The Real Scoop: Hudson Valley's Artisanal Ice Cream Makers
Photo: Julian Hom
The ice cream cooler at Alleyway Ice Cream
If you were to mark the passage of seasons in the Hudson Valley by their signature foods, fall would be all about cider doughnuts and pumpkin spice everything. Winter menus would be dominated by squash and root vegetables. And nothing screams summer like a line of people snaking around the block for ice cream. After a long, cold winter (and an endlessly rainy spring), there's nothing sweeter than that first race finish an ice cream cone faster than the heat can melt it. "Ice cream makes people happy," says Katie Ferris, owner of Zoe's Ice Cream Barn in Lagrangeville. "I love the fact that it is often enjoyed together by friends and family. At my store you will see people connecting, chatting, and unwinding from their hectic schedules."
We practically trip over ice cream joints in every town, village, and city in the valley. But among the sea of Dairy Queens and roadside stands offering mass-produced ice cream, cones, and toppings trucked in from who-knows-where, a niche yet fast-growing market for artisanal ice cream is drawing discerning sweet teeth from far and wide.
But ice cream is ice cream, right? Not if you ask the proprietors of these small-batch, high-quality ice cream businesses that attract cult followings of locals, weekenders, and tourists alike.
Photo: Julian Hom
Belgian chocolate ice cream from Alleyway Ice Cream in Saugerties
"It's very creamy and very dense, which is the opposite of soft serve or a scooping store, where they're pumping air into the product," says Steven Astorino, chef and owner of Zora Dora's Small Batch in Beacon, which specializes in paletas (or desserts on sticks). "We don't pump any air into our product. It's just straight up, which gives it a whole different characteristic."
When you listen to Kathryn Spata, co-owner of Nancy's of Woodstock Artisanal Creamery, describe the process of cooking, blending, and pureeing three dozen bananas with brown sugar, butter, and rum to yield one three-gallon bucket of banana ice cream, the only words that come to mind are "labor of love."
"It might not necessarily be a unique flavor—it's how we make it," says Spata, who, with husband Sam, opened Nancy's after permanently moving to Shandaken from New York City in 2015. "People recognize quality when they taste it."
The growing popularity of artisanal ice cream in the region can be directly tied to this surge in customer awareness, or what Amy Keller, co-owner of Jane's Ice Cream, calls "the food revolution." Consumers now, more than ever, care deeply about where their food comes from and how it's made, and they prioritize supporting their communities' micro-economies.

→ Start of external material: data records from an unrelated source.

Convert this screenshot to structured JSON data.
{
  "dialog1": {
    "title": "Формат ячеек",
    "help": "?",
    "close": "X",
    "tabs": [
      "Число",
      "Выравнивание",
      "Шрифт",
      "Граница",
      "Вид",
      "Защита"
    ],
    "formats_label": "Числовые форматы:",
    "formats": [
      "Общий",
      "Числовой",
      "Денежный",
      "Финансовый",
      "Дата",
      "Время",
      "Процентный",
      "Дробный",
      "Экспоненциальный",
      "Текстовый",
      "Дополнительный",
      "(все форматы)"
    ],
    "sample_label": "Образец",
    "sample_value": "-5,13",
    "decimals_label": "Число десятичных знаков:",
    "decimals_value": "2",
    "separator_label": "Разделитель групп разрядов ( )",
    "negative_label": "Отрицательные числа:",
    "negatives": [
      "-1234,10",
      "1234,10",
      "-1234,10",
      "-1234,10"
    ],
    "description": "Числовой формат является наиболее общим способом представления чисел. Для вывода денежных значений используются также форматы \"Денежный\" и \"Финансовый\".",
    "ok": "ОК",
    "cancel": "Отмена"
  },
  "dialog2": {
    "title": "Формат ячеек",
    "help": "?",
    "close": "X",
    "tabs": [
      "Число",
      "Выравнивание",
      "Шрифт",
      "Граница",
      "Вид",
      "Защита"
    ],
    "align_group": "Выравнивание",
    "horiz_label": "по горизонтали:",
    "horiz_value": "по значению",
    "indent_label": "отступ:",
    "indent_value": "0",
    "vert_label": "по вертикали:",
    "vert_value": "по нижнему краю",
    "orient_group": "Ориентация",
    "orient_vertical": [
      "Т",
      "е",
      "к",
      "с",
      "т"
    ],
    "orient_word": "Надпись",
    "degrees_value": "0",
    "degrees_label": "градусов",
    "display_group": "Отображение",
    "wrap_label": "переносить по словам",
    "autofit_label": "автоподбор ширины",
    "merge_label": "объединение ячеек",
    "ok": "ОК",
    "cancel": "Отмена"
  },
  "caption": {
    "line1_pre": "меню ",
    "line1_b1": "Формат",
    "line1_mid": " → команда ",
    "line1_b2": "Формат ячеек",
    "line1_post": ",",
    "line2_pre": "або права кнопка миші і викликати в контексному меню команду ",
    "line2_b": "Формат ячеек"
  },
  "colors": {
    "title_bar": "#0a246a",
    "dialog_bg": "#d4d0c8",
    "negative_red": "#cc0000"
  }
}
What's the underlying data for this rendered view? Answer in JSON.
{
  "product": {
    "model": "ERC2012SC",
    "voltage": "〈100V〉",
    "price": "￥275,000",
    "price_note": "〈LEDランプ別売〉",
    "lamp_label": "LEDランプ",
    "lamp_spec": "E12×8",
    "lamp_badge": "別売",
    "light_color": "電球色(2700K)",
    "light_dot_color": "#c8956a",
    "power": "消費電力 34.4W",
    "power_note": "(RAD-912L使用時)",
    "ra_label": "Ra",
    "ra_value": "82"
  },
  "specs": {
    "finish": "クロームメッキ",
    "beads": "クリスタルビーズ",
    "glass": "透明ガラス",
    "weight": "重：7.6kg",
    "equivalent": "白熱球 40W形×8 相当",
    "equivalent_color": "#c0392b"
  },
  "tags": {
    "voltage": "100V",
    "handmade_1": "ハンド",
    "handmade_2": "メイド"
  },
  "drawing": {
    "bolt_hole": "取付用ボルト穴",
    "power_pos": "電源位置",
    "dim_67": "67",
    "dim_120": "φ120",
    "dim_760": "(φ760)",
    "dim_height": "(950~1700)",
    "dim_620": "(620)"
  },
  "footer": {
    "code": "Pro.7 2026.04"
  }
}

"If it's not fresh, then why bother?" says Astorino, a former pastry chef from Staten Island who moved to Beacon 17 years ago for the then-cheap rents. "If I wanted to open a scoop shop and order stuff from a commercial ice cream [company], stick a three-gallon tub into a frostbitten freezer, and scoop it onto a commercial cone, I think anyone could do that. But I'm anal about what I eat, so I want people to experience the same freshness—local dairy, local vegetables, and local fruits."